▶ INSTRUCTIONS FOR THE TASK:
For the data that follows, give the number of lines in which "kind" appears. Add nothing to it.

▶ SOURCE DATA:
===============

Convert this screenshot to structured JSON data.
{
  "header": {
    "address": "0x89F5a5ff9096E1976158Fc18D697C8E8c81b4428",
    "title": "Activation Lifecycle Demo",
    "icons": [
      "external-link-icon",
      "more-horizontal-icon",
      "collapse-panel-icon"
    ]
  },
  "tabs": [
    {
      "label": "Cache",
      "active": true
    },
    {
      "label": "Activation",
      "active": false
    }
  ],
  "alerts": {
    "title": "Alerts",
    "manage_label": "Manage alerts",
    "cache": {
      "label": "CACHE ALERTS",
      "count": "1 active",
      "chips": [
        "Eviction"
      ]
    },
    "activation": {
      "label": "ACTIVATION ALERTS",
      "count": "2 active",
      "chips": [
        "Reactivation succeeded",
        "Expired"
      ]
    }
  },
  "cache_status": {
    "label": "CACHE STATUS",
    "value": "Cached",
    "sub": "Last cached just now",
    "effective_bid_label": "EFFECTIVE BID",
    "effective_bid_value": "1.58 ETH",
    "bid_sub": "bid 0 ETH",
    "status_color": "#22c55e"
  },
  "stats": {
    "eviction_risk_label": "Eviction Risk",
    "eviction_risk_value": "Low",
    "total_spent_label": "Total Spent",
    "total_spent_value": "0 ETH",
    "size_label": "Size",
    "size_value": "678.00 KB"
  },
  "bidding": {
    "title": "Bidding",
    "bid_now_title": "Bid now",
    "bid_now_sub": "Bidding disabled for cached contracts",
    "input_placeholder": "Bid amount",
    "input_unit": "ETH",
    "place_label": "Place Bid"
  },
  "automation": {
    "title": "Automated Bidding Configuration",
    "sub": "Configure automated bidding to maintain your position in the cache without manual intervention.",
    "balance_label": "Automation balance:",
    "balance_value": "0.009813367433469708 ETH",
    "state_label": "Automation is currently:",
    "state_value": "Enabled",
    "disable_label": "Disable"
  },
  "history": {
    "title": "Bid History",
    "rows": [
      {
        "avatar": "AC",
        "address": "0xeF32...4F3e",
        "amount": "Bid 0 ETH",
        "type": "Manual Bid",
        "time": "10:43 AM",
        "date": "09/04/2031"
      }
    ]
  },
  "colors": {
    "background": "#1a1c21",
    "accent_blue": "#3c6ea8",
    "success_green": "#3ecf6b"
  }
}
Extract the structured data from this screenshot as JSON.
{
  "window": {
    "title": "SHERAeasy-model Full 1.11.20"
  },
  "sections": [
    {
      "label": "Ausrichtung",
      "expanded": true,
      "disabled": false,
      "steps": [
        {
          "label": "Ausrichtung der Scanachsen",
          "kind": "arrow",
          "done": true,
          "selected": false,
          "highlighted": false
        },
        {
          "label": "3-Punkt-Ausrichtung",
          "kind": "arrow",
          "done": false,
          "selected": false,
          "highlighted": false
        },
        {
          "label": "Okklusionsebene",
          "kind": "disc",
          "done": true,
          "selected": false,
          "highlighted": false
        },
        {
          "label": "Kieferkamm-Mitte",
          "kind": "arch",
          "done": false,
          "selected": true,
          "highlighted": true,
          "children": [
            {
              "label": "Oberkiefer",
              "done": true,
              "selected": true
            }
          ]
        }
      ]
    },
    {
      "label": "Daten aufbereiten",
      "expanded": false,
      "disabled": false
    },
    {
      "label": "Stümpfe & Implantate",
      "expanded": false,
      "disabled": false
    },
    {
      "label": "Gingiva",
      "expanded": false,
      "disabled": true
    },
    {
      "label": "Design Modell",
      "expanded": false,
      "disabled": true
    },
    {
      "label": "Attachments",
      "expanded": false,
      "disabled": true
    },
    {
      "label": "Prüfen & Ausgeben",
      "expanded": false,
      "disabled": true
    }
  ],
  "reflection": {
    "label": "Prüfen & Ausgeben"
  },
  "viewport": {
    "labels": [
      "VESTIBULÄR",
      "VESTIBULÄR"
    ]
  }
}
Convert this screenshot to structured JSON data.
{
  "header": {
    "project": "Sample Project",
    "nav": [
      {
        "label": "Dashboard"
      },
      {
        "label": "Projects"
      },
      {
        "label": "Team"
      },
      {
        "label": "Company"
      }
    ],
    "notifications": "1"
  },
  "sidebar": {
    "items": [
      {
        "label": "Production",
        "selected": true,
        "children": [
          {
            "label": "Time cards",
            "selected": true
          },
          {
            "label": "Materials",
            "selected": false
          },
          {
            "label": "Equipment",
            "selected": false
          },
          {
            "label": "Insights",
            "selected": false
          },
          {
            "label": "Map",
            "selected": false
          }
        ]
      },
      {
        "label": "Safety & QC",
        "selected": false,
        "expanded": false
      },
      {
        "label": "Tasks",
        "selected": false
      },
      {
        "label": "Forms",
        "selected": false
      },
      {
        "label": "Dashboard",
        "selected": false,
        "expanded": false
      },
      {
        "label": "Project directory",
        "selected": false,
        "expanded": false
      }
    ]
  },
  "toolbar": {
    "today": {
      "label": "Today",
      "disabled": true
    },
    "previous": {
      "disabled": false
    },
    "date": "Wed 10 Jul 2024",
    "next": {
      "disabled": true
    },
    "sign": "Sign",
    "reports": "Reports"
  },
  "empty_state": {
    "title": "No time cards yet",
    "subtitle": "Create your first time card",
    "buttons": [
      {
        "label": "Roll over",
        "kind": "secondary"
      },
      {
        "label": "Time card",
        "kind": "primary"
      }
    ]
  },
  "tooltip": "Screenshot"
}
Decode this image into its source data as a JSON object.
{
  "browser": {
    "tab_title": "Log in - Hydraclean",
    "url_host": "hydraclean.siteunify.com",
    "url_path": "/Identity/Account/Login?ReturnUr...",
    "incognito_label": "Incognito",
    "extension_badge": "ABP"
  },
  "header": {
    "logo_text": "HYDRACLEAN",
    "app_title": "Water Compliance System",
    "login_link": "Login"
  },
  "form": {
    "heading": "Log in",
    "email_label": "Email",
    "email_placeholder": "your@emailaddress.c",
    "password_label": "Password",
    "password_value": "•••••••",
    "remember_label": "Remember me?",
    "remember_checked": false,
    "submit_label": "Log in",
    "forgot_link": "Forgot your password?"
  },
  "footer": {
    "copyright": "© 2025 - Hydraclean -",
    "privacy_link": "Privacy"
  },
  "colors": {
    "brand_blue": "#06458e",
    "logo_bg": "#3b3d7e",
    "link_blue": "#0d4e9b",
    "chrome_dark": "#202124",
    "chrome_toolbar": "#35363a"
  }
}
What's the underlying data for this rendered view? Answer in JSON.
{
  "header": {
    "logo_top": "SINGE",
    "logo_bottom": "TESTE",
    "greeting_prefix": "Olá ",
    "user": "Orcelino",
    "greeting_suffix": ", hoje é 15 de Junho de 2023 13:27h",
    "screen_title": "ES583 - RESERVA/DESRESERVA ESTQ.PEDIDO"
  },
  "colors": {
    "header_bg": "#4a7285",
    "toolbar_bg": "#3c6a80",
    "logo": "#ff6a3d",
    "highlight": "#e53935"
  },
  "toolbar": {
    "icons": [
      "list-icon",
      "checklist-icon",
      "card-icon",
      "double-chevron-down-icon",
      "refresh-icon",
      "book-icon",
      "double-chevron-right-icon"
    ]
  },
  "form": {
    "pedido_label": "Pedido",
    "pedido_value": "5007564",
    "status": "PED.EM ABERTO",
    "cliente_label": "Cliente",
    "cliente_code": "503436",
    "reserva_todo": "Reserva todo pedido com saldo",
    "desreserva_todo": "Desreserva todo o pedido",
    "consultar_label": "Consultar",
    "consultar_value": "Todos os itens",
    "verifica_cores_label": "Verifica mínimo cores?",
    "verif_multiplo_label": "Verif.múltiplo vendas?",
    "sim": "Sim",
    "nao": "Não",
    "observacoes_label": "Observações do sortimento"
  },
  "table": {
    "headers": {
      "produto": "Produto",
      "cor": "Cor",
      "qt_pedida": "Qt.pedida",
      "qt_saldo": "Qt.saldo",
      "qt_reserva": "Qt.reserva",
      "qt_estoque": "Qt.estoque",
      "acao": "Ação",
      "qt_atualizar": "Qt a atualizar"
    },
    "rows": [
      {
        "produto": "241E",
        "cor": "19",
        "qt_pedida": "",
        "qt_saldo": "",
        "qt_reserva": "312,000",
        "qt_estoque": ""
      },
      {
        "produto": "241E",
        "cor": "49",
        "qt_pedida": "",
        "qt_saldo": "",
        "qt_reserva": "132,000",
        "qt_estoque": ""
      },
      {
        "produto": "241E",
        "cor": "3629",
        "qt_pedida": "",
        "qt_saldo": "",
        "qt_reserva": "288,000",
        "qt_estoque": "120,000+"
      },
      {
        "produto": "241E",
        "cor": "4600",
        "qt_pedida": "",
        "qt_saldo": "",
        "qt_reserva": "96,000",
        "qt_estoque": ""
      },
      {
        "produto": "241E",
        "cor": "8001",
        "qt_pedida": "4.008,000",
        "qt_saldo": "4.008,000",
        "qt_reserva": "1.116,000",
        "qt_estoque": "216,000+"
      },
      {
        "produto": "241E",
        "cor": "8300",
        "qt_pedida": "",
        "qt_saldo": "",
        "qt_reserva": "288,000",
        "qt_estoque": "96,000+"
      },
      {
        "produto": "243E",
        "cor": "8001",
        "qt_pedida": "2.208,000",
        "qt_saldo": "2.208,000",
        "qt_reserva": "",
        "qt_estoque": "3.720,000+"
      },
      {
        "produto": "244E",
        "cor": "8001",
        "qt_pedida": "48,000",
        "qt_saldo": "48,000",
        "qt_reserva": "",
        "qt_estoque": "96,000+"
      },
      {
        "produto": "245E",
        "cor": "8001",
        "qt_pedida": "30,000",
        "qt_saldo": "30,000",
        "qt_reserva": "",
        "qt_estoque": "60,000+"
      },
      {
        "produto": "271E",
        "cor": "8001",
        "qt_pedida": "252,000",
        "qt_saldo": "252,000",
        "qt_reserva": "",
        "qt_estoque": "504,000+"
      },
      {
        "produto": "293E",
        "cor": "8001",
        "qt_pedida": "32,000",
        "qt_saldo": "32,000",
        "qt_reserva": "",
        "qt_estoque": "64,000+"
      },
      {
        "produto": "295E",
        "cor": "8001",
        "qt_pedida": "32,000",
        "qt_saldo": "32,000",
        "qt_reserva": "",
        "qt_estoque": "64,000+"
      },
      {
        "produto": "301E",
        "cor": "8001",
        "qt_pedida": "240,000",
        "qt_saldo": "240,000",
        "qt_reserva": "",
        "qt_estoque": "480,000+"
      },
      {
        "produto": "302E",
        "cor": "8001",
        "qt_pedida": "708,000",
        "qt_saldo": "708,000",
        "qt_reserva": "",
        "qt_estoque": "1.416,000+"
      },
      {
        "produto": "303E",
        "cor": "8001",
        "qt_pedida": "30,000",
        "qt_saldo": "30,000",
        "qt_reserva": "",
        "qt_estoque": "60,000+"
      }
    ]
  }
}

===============

▶ SOLVED EXERCISE:
6